Top of Stored data

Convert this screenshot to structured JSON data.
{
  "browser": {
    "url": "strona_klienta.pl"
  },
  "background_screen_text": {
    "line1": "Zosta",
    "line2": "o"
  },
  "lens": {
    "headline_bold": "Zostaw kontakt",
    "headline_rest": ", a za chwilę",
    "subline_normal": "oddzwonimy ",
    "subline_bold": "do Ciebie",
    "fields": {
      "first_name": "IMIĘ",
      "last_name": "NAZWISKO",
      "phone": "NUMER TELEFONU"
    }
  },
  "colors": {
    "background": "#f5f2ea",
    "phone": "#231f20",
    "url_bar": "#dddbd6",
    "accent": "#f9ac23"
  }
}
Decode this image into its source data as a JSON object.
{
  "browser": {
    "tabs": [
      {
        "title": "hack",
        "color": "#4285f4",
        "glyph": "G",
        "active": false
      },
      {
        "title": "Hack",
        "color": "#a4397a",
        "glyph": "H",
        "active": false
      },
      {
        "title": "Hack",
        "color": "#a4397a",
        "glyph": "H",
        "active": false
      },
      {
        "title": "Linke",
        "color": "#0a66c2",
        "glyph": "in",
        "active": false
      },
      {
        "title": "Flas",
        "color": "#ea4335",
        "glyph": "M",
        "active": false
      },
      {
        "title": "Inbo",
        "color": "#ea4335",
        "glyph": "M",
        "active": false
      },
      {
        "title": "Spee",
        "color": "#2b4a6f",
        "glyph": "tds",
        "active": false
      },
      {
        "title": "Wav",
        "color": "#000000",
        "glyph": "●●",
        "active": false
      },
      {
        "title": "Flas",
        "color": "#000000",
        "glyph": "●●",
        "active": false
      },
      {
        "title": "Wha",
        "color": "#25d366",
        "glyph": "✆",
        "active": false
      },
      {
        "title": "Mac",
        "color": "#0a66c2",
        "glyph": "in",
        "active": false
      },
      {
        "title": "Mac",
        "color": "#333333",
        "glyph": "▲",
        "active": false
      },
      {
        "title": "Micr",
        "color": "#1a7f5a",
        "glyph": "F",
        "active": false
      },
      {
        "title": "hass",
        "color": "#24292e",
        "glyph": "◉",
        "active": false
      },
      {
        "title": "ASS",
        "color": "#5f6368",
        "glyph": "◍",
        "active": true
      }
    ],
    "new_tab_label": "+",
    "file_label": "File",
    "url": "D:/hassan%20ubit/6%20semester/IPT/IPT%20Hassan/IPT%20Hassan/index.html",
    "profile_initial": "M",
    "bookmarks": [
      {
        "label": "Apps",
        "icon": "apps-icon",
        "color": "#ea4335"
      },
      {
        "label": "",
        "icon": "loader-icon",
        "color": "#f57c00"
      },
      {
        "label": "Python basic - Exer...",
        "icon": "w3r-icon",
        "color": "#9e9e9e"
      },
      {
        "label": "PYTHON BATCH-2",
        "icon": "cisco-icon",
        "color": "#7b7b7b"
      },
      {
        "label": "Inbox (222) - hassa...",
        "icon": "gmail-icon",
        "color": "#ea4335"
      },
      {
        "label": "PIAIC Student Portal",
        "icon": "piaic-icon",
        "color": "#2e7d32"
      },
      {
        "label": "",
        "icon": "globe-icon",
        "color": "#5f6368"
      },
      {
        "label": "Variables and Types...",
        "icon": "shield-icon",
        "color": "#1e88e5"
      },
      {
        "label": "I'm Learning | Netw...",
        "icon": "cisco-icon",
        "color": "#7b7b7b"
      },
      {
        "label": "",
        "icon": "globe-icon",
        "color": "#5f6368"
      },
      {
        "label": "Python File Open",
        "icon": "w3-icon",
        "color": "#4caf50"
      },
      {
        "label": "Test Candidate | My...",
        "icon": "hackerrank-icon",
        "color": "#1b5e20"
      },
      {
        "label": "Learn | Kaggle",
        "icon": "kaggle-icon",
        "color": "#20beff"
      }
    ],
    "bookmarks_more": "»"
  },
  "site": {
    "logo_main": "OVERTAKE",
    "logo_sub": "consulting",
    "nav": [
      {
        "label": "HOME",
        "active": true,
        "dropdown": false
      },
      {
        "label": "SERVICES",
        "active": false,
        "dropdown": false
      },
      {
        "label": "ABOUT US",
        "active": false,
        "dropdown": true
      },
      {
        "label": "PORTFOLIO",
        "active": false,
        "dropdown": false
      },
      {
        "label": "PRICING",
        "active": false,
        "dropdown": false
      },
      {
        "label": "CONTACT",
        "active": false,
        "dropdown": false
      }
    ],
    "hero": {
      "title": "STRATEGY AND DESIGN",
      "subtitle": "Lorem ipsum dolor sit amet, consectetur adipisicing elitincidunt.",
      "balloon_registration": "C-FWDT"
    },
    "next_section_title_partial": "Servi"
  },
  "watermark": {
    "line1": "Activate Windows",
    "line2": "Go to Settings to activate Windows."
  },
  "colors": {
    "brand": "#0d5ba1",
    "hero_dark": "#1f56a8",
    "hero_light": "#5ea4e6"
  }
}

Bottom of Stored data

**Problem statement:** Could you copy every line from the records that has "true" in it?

**Response area:**
        "active": true
        "active": true,
        "dropdown": true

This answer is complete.